Niko Alexander is a graphic designer and artist with a special interest in typefaces. While much of his work in the U of M’s Athletics Department is based at a computer, he’s had a chance to paint murals in a number of sports venues on campus, including Williams Arena and buildings in Athletes Village.
On May 28, three days after the killing of George Floyd, Alexander learned that GoodSpace Murals-a south Minneapolis organization promoting community development-was working on a mural to commemorate Floyd.
So he packed up his brush box and some supplies and headed to 38th and Chicago to see if he could help.
When he arrived, the image of Floyd was mostly complete, and another artist was starting to sketch lines for the names of about two dozen people of color who have died at the hands of police nationwide-names that appear in the background behind Floyd’s face. Alexander offered to paint those names, and soon after he started was encouraged to continue. He worked on other parts of the mural as the one-day project continued.
He says he’s extremely grateful to have been part of a collective of six artists who had never worked together before, and now, a week out, Alexander is doing a lot of processing of that very heavy day.
"One of my favorite artists is Sam Cooke; I just love his stuff," he says. "I was in the middle of painting the names, and around the corner a woman was singing ’A Change Is Gonna Come’ through the megaphone. I was starting to cry as I’m painting. The power of that song... It’s hard not to get emotional when you’re down there."
He’s also keenly aware that he was contributing as an outsider-a native of Winsted, Minn., who now lives in northeast Minneapolis. When area residents decided they wanted to include the phrase "I CAN BREATHE NOW" beneath the image of Floyd, Alexander sketched the words but wanted others to paint them. "I was concerned about speaking for someone who’s not here anymore."

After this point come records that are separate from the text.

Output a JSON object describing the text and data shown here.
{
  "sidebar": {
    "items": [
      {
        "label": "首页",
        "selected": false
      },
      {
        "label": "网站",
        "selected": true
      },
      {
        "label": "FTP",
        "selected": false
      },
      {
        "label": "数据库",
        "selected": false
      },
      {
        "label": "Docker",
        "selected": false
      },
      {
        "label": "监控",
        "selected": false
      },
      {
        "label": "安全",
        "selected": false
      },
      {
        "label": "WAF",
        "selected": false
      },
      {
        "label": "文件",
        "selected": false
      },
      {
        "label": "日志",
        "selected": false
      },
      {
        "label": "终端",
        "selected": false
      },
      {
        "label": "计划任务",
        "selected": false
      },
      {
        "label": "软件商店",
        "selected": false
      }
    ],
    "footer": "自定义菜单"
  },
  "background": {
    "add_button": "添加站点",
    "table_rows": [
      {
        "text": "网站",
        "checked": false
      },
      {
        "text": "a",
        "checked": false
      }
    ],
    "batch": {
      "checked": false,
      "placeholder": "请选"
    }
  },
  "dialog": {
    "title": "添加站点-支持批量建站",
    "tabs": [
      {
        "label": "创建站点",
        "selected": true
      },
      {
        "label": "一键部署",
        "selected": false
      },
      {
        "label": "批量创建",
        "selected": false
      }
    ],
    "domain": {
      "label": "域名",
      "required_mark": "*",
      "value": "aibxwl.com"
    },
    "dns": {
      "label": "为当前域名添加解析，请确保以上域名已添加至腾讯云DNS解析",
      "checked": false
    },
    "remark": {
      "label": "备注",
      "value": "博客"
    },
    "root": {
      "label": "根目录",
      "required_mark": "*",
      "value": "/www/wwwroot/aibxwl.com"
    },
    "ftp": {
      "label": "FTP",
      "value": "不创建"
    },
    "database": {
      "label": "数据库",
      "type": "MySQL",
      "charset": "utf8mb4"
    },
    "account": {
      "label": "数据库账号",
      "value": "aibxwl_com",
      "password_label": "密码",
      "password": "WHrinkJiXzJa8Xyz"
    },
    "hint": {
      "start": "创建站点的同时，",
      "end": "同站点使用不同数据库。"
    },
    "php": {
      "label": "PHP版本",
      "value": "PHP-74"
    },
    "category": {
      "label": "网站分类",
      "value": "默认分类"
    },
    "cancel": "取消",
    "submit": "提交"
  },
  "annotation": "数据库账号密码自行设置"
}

"I was hoping in some small way I could try and help," he adds. "I love Minneapolis. I’m not originally from here but I’ve lived here for a few years now, and I want Minneapolis to be a place where everyone can feel safe and feel welcome and feel part of a community that loves them."